*** Block opens ***

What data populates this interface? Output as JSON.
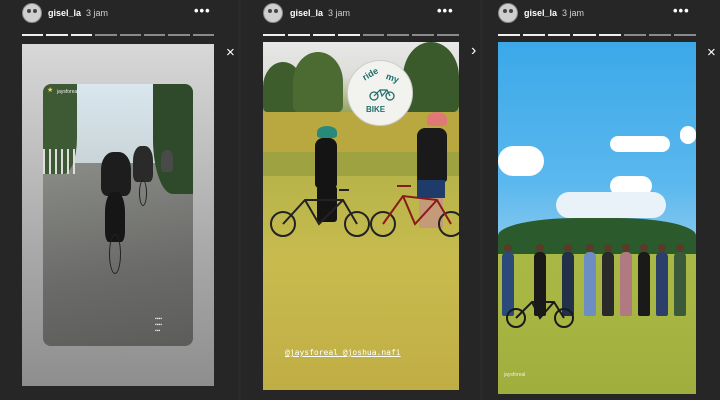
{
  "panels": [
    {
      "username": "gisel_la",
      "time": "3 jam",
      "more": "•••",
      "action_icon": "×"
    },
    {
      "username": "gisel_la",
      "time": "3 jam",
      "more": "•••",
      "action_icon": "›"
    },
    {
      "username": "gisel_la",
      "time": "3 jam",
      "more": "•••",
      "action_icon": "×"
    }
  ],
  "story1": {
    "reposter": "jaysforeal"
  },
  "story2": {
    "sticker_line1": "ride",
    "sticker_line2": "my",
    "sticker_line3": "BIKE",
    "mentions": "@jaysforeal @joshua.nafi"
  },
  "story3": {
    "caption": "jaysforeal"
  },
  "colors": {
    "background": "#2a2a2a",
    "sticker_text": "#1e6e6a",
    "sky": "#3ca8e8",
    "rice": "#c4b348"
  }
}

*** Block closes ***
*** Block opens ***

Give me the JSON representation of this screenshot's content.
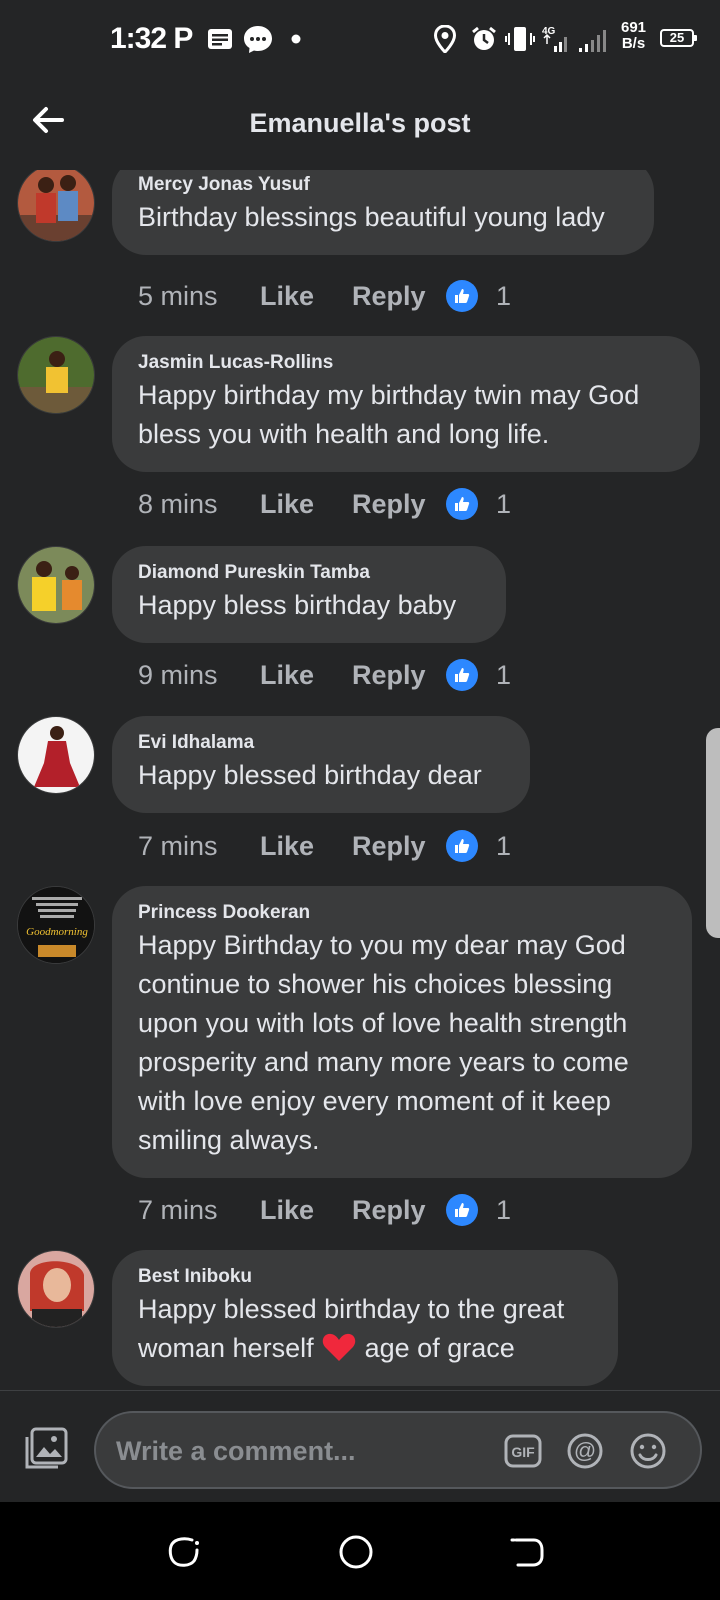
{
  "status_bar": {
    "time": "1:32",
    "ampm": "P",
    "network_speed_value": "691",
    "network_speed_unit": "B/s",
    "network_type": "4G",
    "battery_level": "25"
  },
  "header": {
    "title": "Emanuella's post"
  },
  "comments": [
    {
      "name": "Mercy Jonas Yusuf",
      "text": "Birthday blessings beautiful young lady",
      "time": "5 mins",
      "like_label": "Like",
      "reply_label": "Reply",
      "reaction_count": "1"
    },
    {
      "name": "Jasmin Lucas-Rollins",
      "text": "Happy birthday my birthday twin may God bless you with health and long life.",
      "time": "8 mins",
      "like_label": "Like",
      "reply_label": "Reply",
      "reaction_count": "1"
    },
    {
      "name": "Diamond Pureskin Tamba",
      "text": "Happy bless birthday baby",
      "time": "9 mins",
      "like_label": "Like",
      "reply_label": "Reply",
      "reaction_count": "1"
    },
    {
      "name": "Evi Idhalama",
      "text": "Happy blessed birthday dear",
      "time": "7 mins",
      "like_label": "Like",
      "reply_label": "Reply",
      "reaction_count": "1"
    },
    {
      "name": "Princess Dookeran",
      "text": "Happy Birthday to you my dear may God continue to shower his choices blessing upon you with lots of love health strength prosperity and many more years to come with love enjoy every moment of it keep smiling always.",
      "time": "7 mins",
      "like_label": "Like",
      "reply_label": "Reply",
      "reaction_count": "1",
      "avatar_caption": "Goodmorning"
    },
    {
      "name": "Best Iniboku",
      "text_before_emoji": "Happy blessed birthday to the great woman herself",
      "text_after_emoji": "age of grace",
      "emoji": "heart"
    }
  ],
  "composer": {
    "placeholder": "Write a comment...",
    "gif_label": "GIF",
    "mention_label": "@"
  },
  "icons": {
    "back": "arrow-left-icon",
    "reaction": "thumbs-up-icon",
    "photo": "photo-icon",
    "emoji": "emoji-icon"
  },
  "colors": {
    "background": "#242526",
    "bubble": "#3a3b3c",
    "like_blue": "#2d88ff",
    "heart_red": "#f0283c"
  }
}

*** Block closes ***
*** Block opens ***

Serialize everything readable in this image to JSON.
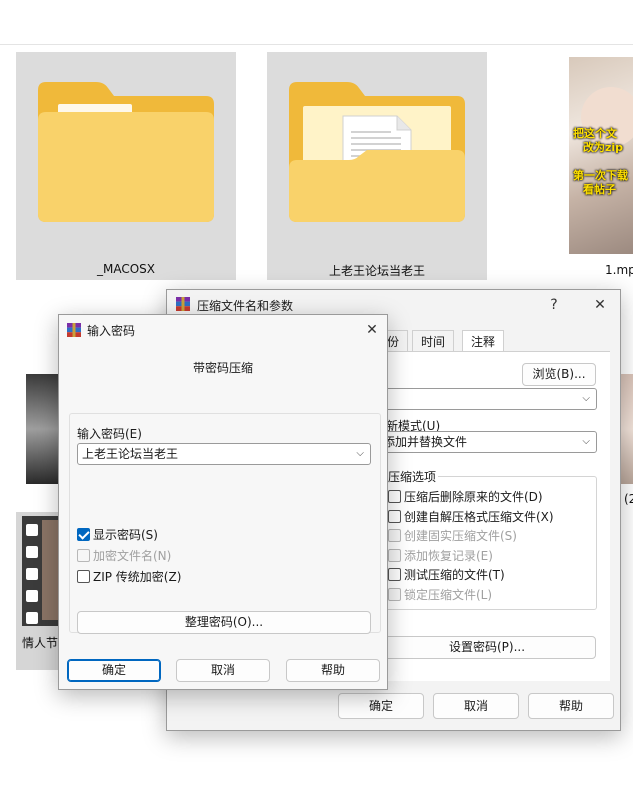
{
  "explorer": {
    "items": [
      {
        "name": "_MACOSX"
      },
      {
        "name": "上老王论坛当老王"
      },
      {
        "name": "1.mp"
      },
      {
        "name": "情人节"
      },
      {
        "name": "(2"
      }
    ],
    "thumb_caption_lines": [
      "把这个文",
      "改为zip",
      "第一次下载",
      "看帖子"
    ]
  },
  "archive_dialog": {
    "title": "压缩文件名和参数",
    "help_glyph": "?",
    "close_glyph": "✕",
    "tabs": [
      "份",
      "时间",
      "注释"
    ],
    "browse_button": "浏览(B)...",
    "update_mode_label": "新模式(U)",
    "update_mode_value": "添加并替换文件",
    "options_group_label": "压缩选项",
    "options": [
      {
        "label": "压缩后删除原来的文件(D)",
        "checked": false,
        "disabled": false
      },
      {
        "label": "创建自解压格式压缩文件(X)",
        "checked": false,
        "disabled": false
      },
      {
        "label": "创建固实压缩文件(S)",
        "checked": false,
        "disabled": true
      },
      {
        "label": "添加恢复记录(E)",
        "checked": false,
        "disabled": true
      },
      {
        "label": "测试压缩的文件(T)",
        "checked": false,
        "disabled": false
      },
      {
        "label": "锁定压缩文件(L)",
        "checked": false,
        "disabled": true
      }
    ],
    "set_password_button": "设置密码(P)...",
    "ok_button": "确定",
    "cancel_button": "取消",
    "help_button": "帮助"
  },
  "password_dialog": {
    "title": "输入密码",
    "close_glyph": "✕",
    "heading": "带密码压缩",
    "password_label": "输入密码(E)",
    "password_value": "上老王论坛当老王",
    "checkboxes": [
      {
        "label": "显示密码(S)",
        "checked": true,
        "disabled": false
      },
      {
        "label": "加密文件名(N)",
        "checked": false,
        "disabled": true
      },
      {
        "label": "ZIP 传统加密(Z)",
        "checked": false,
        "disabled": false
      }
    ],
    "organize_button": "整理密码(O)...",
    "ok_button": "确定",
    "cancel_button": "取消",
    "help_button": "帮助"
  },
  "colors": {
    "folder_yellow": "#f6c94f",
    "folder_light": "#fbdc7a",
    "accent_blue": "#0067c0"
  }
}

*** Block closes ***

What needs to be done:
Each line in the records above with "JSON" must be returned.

Exercise solution:
What data populates this interface? Output as JSON.
Give me the JSON representation of this screenshot's content.
Serialize everything readable in this image to JSON.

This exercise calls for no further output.